== Segment start ==

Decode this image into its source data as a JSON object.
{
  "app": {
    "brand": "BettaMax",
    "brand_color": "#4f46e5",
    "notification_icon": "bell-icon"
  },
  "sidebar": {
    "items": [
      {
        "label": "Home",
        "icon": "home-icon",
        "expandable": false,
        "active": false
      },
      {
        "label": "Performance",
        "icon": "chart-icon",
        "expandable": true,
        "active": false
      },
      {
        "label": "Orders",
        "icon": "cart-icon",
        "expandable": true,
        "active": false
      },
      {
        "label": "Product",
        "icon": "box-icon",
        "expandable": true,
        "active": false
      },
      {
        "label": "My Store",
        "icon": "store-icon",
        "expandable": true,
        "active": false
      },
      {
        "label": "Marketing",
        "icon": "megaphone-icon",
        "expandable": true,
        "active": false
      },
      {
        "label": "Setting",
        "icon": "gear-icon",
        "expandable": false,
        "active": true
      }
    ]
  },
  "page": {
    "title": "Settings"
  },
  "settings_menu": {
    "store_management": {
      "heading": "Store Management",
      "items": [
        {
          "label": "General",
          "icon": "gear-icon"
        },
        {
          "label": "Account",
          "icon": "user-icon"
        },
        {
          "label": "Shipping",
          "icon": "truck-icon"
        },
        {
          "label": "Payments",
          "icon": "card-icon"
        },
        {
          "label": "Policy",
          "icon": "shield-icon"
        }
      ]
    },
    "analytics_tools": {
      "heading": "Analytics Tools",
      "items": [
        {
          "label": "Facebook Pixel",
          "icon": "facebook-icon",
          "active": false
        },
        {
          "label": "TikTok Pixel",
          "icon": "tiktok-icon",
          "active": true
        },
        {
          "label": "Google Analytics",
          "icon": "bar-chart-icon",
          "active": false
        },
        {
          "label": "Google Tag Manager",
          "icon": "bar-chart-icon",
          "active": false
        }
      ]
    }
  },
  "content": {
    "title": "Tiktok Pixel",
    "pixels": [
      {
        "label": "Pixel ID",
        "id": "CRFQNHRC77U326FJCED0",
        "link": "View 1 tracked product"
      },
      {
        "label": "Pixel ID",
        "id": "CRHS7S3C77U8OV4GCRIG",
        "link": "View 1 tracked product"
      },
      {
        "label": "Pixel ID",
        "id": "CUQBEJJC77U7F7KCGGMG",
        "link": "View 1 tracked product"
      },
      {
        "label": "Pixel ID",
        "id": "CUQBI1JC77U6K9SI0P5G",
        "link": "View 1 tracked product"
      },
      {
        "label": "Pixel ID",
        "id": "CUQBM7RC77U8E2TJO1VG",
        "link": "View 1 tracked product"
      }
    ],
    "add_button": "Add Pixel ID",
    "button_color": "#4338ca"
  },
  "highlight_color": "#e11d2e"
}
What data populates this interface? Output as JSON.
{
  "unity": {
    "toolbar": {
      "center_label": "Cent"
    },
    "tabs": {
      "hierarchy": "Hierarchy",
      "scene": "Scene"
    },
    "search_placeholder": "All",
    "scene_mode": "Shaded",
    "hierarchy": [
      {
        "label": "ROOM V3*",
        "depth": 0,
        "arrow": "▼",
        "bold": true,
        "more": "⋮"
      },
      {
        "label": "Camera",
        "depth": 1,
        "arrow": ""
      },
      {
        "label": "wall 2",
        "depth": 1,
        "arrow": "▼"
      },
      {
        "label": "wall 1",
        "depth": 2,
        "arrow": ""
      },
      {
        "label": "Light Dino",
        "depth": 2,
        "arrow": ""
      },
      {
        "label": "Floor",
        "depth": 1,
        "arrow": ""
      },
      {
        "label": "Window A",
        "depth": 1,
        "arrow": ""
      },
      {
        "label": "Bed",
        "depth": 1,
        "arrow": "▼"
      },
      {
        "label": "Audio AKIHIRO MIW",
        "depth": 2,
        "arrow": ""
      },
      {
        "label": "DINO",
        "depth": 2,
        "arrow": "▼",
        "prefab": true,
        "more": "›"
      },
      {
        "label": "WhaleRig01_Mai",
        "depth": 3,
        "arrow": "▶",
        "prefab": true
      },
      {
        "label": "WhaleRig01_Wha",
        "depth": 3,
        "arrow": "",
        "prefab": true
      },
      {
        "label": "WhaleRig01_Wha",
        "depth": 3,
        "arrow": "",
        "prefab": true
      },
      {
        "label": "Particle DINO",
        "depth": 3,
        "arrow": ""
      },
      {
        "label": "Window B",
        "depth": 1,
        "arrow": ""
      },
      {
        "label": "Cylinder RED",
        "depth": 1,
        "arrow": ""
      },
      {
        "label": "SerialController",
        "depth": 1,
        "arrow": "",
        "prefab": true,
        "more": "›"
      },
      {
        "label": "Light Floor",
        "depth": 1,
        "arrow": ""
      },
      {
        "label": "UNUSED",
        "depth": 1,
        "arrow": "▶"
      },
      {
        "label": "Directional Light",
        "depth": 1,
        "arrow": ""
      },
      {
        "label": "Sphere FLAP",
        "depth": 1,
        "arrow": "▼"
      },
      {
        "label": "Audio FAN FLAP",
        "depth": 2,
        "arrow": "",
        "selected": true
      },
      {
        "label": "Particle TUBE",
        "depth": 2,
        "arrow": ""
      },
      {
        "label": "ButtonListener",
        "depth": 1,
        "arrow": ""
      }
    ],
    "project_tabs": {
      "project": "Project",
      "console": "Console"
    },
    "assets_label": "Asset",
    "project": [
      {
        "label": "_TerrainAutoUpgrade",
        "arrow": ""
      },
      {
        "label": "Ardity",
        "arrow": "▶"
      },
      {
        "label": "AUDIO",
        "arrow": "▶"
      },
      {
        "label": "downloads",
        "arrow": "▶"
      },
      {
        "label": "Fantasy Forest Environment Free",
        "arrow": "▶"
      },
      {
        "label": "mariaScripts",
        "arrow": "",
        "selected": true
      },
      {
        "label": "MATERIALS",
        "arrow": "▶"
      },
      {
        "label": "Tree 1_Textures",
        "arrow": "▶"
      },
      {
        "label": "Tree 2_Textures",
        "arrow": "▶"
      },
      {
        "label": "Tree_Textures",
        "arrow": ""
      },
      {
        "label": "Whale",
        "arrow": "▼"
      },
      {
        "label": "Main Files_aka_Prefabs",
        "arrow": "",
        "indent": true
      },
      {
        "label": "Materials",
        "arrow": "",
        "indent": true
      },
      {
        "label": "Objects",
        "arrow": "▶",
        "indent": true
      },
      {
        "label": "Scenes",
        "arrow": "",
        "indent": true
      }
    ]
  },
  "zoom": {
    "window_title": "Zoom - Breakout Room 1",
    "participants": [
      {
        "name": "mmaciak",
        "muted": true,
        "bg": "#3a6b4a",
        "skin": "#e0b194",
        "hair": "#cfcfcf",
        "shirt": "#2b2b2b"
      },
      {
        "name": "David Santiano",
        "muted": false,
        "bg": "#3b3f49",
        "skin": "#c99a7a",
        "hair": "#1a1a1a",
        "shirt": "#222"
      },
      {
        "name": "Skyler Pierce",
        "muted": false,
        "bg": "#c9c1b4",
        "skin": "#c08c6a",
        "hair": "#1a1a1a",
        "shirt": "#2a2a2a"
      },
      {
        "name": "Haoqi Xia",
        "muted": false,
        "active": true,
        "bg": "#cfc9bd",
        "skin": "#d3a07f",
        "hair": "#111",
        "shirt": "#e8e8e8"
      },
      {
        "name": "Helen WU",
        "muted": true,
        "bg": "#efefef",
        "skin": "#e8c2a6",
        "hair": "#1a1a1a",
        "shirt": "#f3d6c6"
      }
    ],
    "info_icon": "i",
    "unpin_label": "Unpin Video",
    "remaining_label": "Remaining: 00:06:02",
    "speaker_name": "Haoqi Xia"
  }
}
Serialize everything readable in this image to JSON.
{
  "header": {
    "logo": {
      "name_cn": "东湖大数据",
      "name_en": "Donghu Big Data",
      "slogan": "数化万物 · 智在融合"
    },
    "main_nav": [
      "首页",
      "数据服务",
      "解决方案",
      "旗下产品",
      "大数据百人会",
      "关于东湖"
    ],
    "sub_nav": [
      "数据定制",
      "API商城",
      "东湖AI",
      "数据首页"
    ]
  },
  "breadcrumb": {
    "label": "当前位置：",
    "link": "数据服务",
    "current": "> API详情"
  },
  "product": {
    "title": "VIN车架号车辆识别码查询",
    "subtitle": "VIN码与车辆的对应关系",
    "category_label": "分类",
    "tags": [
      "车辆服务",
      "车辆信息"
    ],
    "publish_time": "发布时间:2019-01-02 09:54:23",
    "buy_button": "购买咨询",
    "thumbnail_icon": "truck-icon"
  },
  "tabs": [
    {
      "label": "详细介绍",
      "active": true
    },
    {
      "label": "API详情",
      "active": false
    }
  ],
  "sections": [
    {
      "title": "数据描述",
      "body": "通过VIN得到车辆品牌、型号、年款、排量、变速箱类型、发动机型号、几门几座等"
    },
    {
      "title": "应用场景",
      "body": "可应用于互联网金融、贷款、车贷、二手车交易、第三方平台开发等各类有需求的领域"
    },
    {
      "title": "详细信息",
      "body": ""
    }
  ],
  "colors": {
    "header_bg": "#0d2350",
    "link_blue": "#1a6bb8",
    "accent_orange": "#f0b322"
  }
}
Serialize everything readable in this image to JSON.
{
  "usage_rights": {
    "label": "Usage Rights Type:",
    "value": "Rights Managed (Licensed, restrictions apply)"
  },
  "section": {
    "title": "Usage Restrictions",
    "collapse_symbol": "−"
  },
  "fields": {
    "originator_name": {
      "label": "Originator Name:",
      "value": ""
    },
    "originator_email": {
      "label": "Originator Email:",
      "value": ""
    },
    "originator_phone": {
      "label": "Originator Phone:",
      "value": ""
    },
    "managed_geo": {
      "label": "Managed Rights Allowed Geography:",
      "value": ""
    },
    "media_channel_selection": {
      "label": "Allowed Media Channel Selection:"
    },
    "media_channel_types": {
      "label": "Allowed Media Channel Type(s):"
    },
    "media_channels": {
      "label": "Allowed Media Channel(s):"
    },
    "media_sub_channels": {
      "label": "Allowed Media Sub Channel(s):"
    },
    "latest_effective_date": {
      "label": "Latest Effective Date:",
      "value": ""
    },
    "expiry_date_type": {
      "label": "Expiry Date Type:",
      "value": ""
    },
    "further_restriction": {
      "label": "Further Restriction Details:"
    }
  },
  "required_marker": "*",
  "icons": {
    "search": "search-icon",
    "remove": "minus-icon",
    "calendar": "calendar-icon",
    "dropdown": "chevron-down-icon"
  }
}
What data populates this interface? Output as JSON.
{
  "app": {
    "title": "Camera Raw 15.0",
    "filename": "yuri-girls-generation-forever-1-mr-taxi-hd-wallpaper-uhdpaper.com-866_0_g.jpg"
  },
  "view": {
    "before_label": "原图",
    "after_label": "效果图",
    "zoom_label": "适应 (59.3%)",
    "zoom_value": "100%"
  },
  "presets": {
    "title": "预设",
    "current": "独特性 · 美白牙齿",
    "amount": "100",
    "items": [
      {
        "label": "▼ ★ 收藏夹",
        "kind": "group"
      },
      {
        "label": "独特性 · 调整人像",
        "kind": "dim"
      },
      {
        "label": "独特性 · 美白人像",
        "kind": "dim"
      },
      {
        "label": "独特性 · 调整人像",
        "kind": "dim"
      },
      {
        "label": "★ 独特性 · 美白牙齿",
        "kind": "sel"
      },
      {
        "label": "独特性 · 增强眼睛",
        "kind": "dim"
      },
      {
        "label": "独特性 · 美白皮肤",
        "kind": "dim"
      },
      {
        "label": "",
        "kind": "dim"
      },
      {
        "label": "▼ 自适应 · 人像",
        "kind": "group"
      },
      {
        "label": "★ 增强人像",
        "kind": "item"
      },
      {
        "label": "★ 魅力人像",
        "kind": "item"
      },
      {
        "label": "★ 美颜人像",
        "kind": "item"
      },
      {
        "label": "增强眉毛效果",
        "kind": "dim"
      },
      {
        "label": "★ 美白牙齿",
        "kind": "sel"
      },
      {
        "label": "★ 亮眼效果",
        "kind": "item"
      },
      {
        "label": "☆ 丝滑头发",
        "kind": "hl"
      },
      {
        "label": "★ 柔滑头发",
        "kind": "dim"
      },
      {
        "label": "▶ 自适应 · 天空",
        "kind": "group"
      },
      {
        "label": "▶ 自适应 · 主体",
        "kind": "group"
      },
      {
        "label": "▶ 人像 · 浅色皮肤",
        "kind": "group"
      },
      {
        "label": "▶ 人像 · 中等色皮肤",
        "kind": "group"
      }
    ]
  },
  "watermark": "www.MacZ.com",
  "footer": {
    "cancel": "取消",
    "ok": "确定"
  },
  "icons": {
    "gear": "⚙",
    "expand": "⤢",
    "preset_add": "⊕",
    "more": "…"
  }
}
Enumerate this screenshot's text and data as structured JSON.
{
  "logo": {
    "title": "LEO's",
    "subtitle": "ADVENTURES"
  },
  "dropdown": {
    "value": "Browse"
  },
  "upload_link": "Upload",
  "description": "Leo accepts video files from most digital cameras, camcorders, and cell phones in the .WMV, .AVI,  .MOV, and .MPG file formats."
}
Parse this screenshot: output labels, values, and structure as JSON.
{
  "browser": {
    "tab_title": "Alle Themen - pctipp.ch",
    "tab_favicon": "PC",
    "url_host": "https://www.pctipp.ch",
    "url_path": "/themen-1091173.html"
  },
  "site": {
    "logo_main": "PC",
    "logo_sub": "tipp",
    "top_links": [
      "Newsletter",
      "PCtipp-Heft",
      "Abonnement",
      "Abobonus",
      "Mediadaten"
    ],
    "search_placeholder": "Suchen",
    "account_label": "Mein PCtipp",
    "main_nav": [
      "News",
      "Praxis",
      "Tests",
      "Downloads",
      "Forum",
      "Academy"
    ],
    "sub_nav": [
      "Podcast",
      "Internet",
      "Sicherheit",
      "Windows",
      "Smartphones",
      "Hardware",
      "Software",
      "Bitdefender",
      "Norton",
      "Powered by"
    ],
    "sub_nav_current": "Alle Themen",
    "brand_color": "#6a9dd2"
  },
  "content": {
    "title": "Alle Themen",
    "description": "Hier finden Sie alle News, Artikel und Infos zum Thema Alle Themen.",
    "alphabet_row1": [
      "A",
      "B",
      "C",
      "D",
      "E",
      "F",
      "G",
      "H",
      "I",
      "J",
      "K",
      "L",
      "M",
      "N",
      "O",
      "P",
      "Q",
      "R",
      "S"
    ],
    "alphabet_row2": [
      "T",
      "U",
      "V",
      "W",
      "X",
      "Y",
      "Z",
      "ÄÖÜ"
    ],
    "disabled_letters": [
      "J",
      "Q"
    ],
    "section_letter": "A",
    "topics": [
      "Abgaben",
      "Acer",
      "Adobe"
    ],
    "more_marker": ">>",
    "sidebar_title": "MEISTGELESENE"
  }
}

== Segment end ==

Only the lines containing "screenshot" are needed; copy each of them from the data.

Enumerate this screenshot's text and data as structured JSON.
Parse this screenshot: output labels, values, and structure as JSON.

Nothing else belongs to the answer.